Air Canada’s 2nd May flight from Edmonton to San Francisco was powered by biofuels, the airline has announced.
The 146-seat Airbus A320-200 aircraft was flying the trade delegation led by the Government of Alberta, the City of Edmonton and Edmonton area businesses, to California. According to a represetative from Air Canada, the biofuel used in the flight came from the Alt Air facility in California. The Air Canada representative told Biofuels International the fuel was a 70:30 blend - 70% conventional jet fuel and 30% "derived from the biofuel."
"Air Canada is proud to partner today with the Edmonton International Airport (EIA) to operate today's flight with biofuel. Air Canada continues to support and advocate for the development of biofuel in Canada to become commercially viable; a big step towards creating more sustainable aviation in Canada and internationally,” said Teresa Ehman, director of Environmental Affairs at Air Canada.
“This is our eighth biofuel-operated flight since 2012. The result of today's biofuel use reduces this flight's carbon emissions by over 10 tonnes, which represents a 20% reduction in net carbon emissions for this flight.”
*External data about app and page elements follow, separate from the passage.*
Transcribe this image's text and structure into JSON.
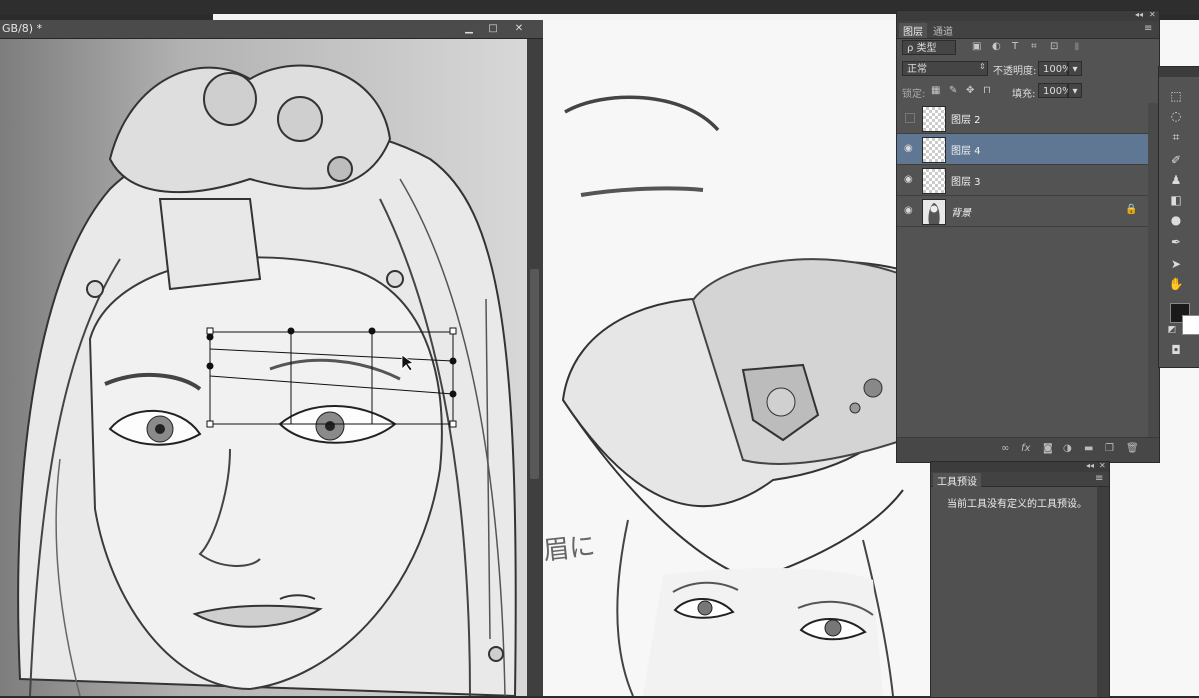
{
  "app": {
    "doc1_title_fragment": "GB/8) *",
    "win_minimize": "▁",
    "win_restore": "□",
    "win_close": "✕"
  },
  "canvas2": {
    "handwritten_note": "眉に"
  },
  "layers_panel": {
    "collapse_glyph": "◂◂",
    "close_glyph": "✕",
    "menu_glyph": "≡",
    "tabs": [
      "图层",
      "通道"
    ],
    "filter_kind": "ρ 类型",
    "blend_mode": "正常",
    "opacity_label": "不透明度:",
    "opacity_value": "100%",
    "lock_label": "锁定:",
    "fill_label": "填充:",
    "fill_value": "100%",
    "layers": [
      {
        "name": "图层 2",
        "visible": false,
        "selected": false,
        "locked": false
      },
      {
        "name": "图层 4",
        "visible": true,
        "selected": true,
        "locked": false
      },
      {
        "name": "图层 3",
        "visible": true,
        "selected": false,
        "locked": false
      },
      {
        "name": "背景",
        "visible": true,
        "selected": false,
        "locked": true
      }
    ],
    "eye_glyph": "◉",
    "lock_glyph": "🔒"
  },
  "tool_presets_panel": {
    "tab": "工具预设",
    "empty_message": "当前工具没有定义的工具预设。",
    "collapse_glyph": "◂◂",
    "close_glyph": "✕",
    "menu_glyph": "≡"
  },
  "colors": {
    "panel_bg": "#535353",
    "selected_layer": "#5f7792",
    "canvas_bg": "#f7f7f7"
  }
}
President and CEO of Edmonton International Airport Tom Ruth said: "This biofuel demonstration flight reflects our combined commitment to bring forward low carbon, renewable fuels into the aviation and airport sectors. Air Canada's leadership in the renewable resource sector strongly aligns with EIA's commitment to regional economic development and sustainability, while reducing the long-term carbon impact of airport operations."
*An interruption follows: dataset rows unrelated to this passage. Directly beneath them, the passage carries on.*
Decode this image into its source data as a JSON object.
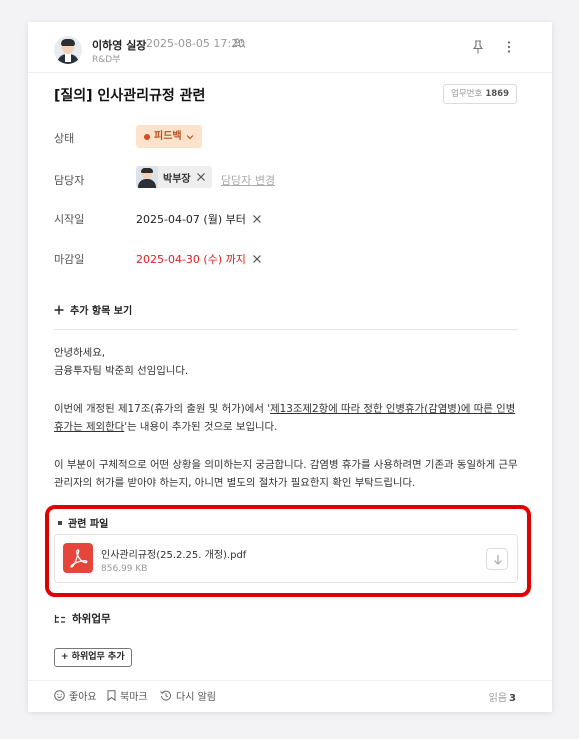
{
  "post": {
    "author_name": "이하영 실장",
    "date": "2025-08-05 17:20",
    "dept": "R&D부",
    "title": "[질의] 인사관리규정 관련",
    "task_no_label": "업무번호",
    "task_no": "1869"
  },
  "fields": {
    "status_label": "상태",
    "status_value": "피드백",
    "assignee_label": "담당자",
    "assignee_name": "박부장",
    "assignee_change": "담당자 변경",
    "start_label": "시작일",
    "start_value": "2025-04-07 (월) 부터",
    "due_label": "마감일",
    "due_value": "2025-04-30 (수) 까지",
    "more_fields": "추가 항목 보기"
  },
  "body": {
    "greeting": "안녕하세요,",
    "intro": "금융투자팀 박준희 선임입니다.",
    "p2_prefix": "이번에 개정된 제17조(휴가의 출원 및 허가)에서 '",
    "p2_link": "제13조제2항에 따라 정한 인병휴가(감염병)에 따른 인병휴가는 제외한다",
    "p2_suffix": "'는 내용이 추가된 것으로 보입니다.",
    "p3": "이 부분이 구체적으로 어떤 상황을 의미하는지 궁금합니다. 감염병 휴가를 사용하려면 기존과 동일하게 근무관리자의 허가를 받아야 하는지, 아니면 별도의 절차가 필요한지 확인 부탁드립니다."
  },
  "files": {
    "section_title": "관련 파일",
    "items": [
      {
        "name": "인사관리규정(25.2.25. 개정).pdf",
        "size": "856.99 KB"
      }
    ]
  },
  "subtasks": {
    "title": "하위업무",
    "add_button": "+ 하위업무 추가"
  },
  "footer": {
    "like": "좋아요",
    "bookmark": "북마크",
    "remind": "다시 알림",
    "read_label": "읽음",
    "read_count": "3"
  },
  "colors": {
    "status_bg": "#fde3cc",
    "status_text": "#b8531c",
    "due_red": "#e02020",
    "pdf_red": "#e5453b",
    "highlight_border": "#e00000"
  }
}
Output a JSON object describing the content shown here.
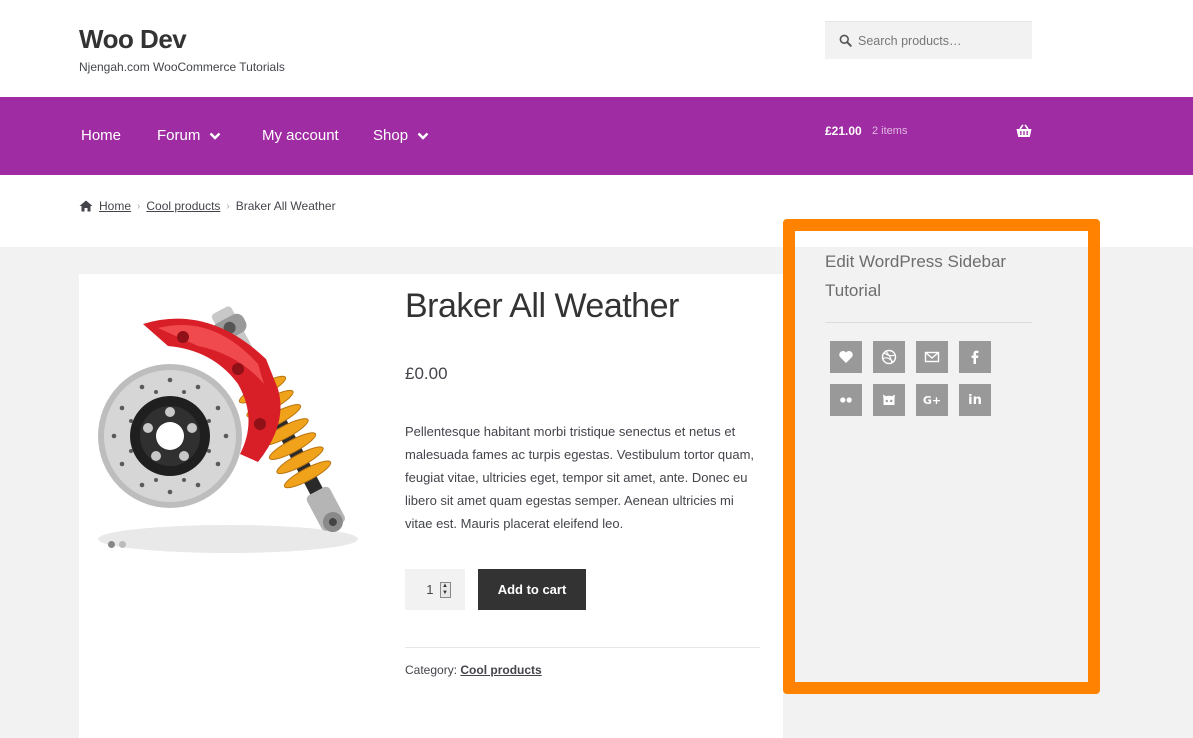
{
  "header": {
    "site_title": "Woo Dev",
    "tagline": "Njengah.com WooCommerce Tutorials",
    "search_placeholder": "Search products…"
  },
  "nav": {
    "items": [
      {
        "label": "Home",
        "has_dropdown": false
      },
      {
        "label": "Forum",
        "has_dropdown": true
      },
      {
        "label": "My account",
        "has_dropdown": false
      },
      {
        "label": "Shop",
        "has_dropdown": true
      }
    ],
    "cart_total": "£21.00",
    "cart_count": "2 items"
  },
  "breadcrumb": {
    "home": "Home",
    "category": "Cool products",
    "current": "Braker All Weather"
  },
  "product": {
    "title": "Braker All Weather",
    "price": "£0.00",
    "description": "Pellentesque habitant morbi tristique senectus et netus et malesuada fames ac turpis egestas. Vestibulum tortor quam, feugiat vitae, ultricies eget, tempor sit amet, ante. Donec eu libero sit amet quam egestas semper. Aenean ultricies mi vitae est. Mauris placerat eleifend leo.",
    "quantity": "1",
    "add_to_cart_label": "Add to cart",
    "category_label": "Category:",
    "category_value": "Cool products"
  },
  "sidebar": {
    "widget_title": "Edit WordPress Sidebar Tutorial",
    "social_icons": [
      "heart-icon",
      "dribbble-icon",
      "email-icon",
      "facebook-icon",
      "flickr-icon",
      "github-icon",
      "google-plus-icon",
      "linkedin-icon"
    ],
    "google_plus_text": "G+",
    "linkedin_text": "in",
    "highlight_color": "#ff8200"
  },
  "colors": {
    "nav_bg": "#a02ca3",
    "button_bg": "#333333",
    "content_bg": "#f2f2f2",
    "social_bg": "#999999"
  }
}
Back in February, Air Canada was named 2018 Eco-Airline of the Year by airline industry publication Air Transport World, who cited the airline’s commitment to emissions reductions through supporting the development of alternative fuels and its numerous green programmes and partnerships.
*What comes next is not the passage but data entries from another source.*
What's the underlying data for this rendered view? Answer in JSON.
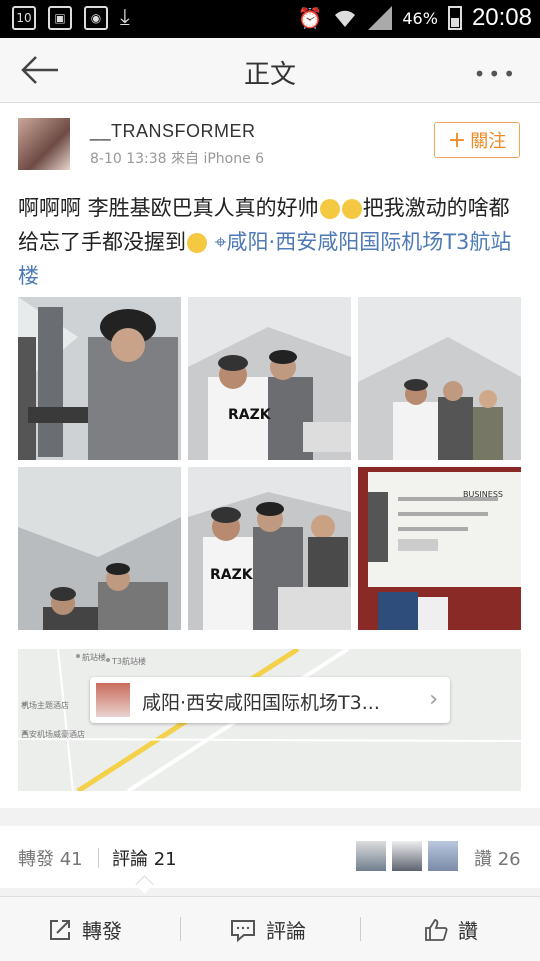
{
  "status_bar": {
    "notification_count": "10",
    "battery_text": "46%",
    "time": "20:08",
    "icons": [
      "calendar-icon",
      "gallery-icon",
      "instagram-icon",
      "download-icon",
      "alarm-icon",
      "wifi-icon",
      "signal-icon",
      "battery-icon"
    ]
  },
  "nav": {
    "title": "正文",
    "more_label": "•••"
  },
  "post": {
    "username": "__TRANSFORMER",
    "meta": "8-10 13:38  來自 iPhone 6",
    "follow_label": "關注",
    "follow_icon": "plus",
    "text_part1": "啊啊啊 李胜基欧巴真人真的好帅",
    "text_part2": "把我激动的啥都给忘了手都没握到",
    "location_text": "咸阳·西安咸阳国际机场T3航站楼",
    "emoji_name": "crying-face",
    "accent_color": "#f08a24",
    "link_color": "#4e7ab5"
  },
  "map": {
    "place_label": "咸阳·西安咸阳国际机场T3...",
    "poi_1": "航站楼",
    "poi_2": "T3航站楼",
    "poi_3": "机场主题酒店",
    "poi_4": "西安机场威豪酒店"
  },
  "stats": {
    "repost_label": "轉發 41",
    "comment_label": "評論 21",
    "like_label": "讚 26"
  },
  "bottom_bar": {
    "repost": "轉發",
    "comment": "評論",
    "like": "讚"
  }
}
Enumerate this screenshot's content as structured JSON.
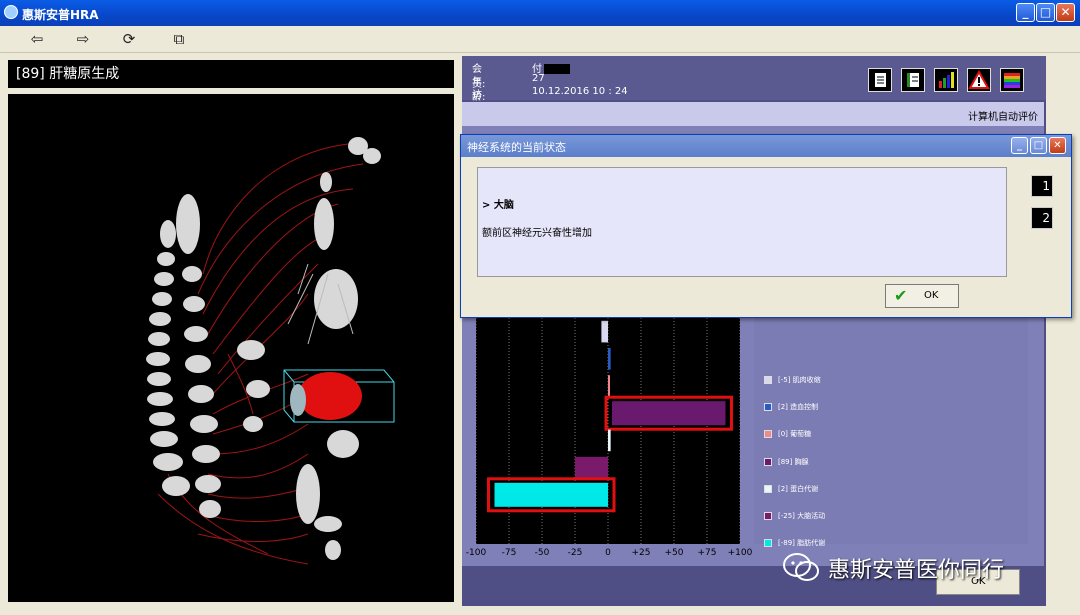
{
  "app": {
    "title": "惠斯安普HRA"
  },
  "window_controls": {
    "minimize": "_",
    "maximize": "□",
    "close": "✕"
  },
  "toolbar": {
    "back_icon": "⇦",
    "forward_icon": "⇨",
    "refresh_icon": "⟳",
    "compare_icon": "⧉"
  },
  "left": {
    "organ_title": "[89] 肝糖原生成"
  },
  "patient": {
    "member_label": "会员:",
    "member_value": "付",
    "age_label": "年龄:",
    "age_value": "27",
    "visit_label": "访问:",
    "visit_value": "10.12.2016  10 : 24"
  },
  "header_icons": [
    "document-icon",
    "list-icon",
    "bar-chart-icon",
    "warning-icon",
    "spectrum-icon"
  ],
  "evaluation_label": "计算机自动评价",
  "dialog": {
    "title": "神经系统的当前状态",
    "heading": "> 大脑",
    "text": "额前区神经元兴奋性增加",
    "side_buttons": [
      "1",
      "2"
    ],
    "ok_label": "OK"
  },
  "background_ok_label": "OK",
  "legend": [
    {
      "label": "[-5] 肌肉收缩",
      "color": "#d8d8f0"
    },
    {
      "label": "[2] 造血控制",
      "color": "#2a5cc8"
    },
    {
      "label": "[0] 葡萄糖",
      "color": "#f08a8a"
    },
    {
      "label": "[89] 胸腺",
      "color": "#6a1a6e"
    },
    {
      "label": "[2] 蛋白代谢",
      "color": "#e8f8f8"
    },
    {
      "label": "[-25] 大脑活动",
      "color": "#7a1a6a"
    },
    {
      "label": "[-89] 脂肪代谢",
      "color": "#00e8e8"
    }
  ],
  "chart_data": {
    "type": "bar",
    "orientation": "horizontal",
    "categories": [
      "[-5] 肌肉收缩",
      "[2] 造血控制",
      "[0] 葡萄糖",
      "[89] 胸腺",
      "[2] 蛋白代谢",
      "[-25] 大脑活动",
      "[-89] 脂肪代谢"
    ],
    "values": [
      -5,
      2,
      0,
      89,
      2,
      -25,
      -89
    ],
    "colors": [
      "#d8d8f0",
      "#2a5cc8",
      "#f08a8a",
      "#6a1a6e",
      "#e8f8f8",
      "#7a1a6a",
      "#00e8e8"
    ],
    "highlighted": [
      3,
      6
    ],
    "xlim": [
      -100,
      100
    ],
    "xticks": [
      "-100",
      "-75",
      "-50",
      "-25",
      "0",
      "+25",
      "+50",
      "+75",
      "+100"
    ],
    "grid": true
  },
  "watermark": {
    "text": "惠斯安普医你同行"
  }
}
The airline is also a research partner on the Green Aviation Research Development Network (GARDN), a non-profit organisation which funds collaborative projects aiming to reduce the environmental footprint of the next generation of aircraft, engines and avionics systems developed in Canada.